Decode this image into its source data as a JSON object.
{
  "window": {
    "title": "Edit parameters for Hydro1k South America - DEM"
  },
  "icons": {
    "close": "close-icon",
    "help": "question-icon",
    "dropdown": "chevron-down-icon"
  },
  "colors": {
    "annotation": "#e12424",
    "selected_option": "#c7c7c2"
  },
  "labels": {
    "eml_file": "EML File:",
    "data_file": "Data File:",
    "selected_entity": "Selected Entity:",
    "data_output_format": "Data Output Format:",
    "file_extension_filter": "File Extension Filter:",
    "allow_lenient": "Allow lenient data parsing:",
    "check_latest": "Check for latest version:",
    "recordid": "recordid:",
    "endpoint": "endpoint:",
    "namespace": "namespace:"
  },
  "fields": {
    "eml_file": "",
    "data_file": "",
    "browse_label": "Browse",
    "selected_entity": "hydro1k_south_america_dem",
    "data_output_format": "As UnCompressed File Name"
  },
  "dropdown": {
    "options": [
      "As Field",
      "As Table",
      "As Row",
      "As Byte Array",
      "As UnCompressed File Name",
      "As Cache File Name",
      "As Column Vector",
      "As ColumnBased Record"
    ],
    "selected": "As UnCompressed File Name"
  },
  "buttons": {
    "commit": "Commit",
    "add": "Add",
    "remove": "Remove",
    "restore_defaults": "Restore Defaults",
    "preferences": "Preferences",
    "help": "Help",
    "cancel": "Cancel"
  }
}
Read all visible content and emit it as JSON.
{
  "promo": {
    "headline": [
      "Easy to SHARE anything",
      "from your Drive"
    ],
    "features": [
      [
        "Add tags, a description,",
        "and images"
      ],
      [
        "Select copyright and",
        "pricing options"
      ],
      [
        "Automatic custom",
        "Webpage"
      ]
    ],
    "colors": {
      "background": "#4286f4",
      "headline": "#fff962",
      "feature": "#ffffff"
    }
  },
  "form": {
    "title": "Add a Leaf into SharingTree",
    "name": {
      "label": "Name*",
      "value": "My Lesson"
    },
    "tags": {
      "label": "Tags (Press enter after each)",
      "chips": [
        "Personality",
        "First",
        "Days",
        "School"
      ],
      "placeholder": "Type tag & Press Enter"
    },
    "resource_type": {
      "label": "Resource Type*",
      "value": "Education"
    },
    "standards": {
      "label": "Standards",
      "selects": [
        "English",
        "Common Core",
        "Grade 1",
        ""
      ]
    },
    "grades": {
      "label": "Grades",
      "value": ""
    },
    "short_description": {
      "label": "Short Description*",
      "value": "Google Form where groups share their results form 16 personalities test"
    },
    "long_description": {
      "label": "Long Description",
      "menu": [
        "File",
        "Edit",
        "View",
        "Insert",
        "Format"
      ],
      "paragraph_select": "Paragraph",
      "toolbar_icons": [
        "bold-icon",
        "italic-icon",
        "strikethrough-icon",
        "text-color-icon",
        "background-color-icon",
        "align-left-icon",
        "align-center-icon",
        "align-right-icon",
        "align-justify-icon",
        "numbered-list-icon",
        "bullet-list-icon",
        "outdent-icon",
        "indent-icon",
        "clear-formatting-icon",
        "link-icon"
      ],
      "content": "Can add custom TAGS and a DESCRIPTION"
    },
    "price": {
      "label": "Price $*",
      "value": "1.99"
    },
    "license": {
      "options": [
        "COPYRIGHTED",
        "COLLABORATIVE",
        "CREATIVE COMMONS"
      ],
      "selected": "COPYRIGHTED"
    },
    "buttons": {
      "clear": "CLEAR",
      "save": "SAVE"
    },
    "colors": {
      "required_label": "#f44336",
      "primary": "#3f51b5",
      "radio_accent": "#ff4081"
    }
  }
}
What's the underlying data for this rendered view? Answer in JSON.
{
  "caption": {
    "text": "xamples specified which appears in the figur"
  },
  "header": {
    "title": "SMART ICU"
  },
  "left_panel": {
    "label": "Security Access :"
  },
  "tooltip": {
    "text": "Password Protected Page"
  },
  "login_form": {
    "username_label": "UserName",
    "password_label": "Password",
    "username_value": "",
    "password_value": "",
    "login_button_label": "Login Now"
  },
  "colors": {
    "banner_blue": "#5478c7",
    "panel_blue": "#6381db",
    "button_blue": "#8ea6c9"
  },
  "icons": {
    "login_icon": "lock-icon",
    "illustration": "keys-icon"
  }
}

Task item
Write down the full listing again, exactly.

Completed exercise
Decode this image into its source data as a JSON object.
{
  "window": {
    "title": "Edit parameters for Hydro1k South America - DEM"
  },
  "icons": {
    "close": "close-icon",
    "help": "question-icon",
    "dropdown": "chevron-down-icon"
  },
  "colors": {
    "annotation": "#e12424",
    "selected_option": "#c7c7c2"
  },
  "labels": {
    "eml_file": "EML File:",
    "data_file": "Data File:",
    "selected_entity": "Selected Entity:",
    "data_output_format": "Data Output Format:",
    "file_extension_filter": "File Extension Filter:",
    "allow_lenient": "Allow lenient data parsing:",
    "check_latest": "Check for latest version:",
    "recordid": "recordid:",
    "endpoint": "endpoint:",
    "namespace": "namespace:"
  },
  "fields": {
    "eml_file": "",
    "data_file": "",
    "browse_label": "Browse",
    "selected_entity": "hydro1k_south_america_dem",
    "data_output_format": "As UnCompressed File Name"
  },
  "dropdown": {
    "options": [
      "As Field",
      "As Table",
      "As Row",
      "As Byte Array",
      "As UnCompressed File Name",
      "As Cache File Name",
      "As Column Vector",
      "As ColumnBased Record"
    ],
    "selected": "As UnCompressed File Name"
  },
  "buttons": {
    "commit": "Commit",
    "add": "Add",
    "remove": "Remove",
    "restore_defaults": "Restore Defaults",
    "preferences": "Preferences",
    "help": "Help",
    "cancel": "Cancel"
  }
}
Read all visible content and emit it as JSON.
{
  "promo": {
    "headline": [
      "Easy to SHARE anything",
      "from your Drive"
    ],
    "features": [
      [
        "Add tags, a description,",
        "and images"
      ],
      [
        "Select copyright and",
        "pricing options"
      ],
      [
        "Automatic custom",
        "Webpage"
      ]
    ],
    "colors": {
      "background": "#4286f4",
      "headline": "#fff962",
      "feature": "#ffffff"
    }
  },
  "form": {
    "title": "Add a Leaf into SharingTree",
    "name": {
      "label": "Name*",
      "value": "My Lesson"
    },
    "tags": {
      "label": "Tags (Press enter after each)",
      "chips": [
        "Personality",
        "First",
        "Days",
        "School"
      ],
      "placeholder": "Type tag & Press Enter"
    },
    "resource_type": {
      "label": "Resource Type*",
      "value": "Education"
    },
    "standards": {
      "label": "Standards",
      "selects": [
        "English",
        "Common Core",
        "Grade 1",
        ""
      ]
    },
    "grades": {
      "label": "Grades",
      "value": ""
    },
    "short_description": {
      "label": "Short Description*",
      "value": "Google Form where groups share their results form 16 personalities test"
    },
    "long_description": {
      "label": "Long Description",
      "menu": [
        "File",
        "Edit",
        "View",
        "Insert",
        "Format"
      ],
      "paragraph_select": "Paragraph",
      "toolbar_icons": [
        "bold-icon",
        "italic-icon",
        "strikethrough-icon",
        "text-color-icon",
        "background-color-icon",
        "align-left-icon",
        "align-center-icon",
        "align-right-icon",
        "align-justify-icon",
        "numbered-list-icon",
        "bullet-list-icon",
        "outdent-icon",
        "indent-icon",
        "clear-formatting-icon",
        "link-icon"
      ],
      "content": "Can add custom TAGS and a DESCRIPTION"
    },
    "price": {
      "label": "Price $*",
      "value": "1.99"
    },
    "license": {
      "options": [
        "COPYRIGHTED",
        "COLLABORATIVE",
        "CREATIVE COMMONS"
      ],
      "selected": "COPYRIGHTED"
    },
    "buttons": {
      "clear": "CLEAR",
      "save": "SAVE"
    },
    "colors": {
      "required_label": "#f44336",
      "primary": "#3f51b5",
      "radio_accent": "#ff4081"
    }
  }
}
What's the underlying data for this rendered view? Answer in JSON.
{
  "caption": {
    "text": "xamples specified which appears in the figur"
  },
  "header": {
    "title": "SMART ICU"
  },
  "left_panel": {
    "label": "Security Access :"
  },
  "tooltip": {
    "text": "Password Protected Page"
  },
  "login_form": {
    "username_label": "UserName",
    "password_label": "Password",
    "username_value": "",
    "password_value": "",
    "login_button_label": "Login Now"
  },
  "colors": {
    "banner_blue": "#5478c7",
    "panel_blue": "#6381db",
    "button_blue": "#8ea6c9"
  },
  "icons": {
    "login_icon": "lock-icon",
    "illustration": "keys-icon"
  }
}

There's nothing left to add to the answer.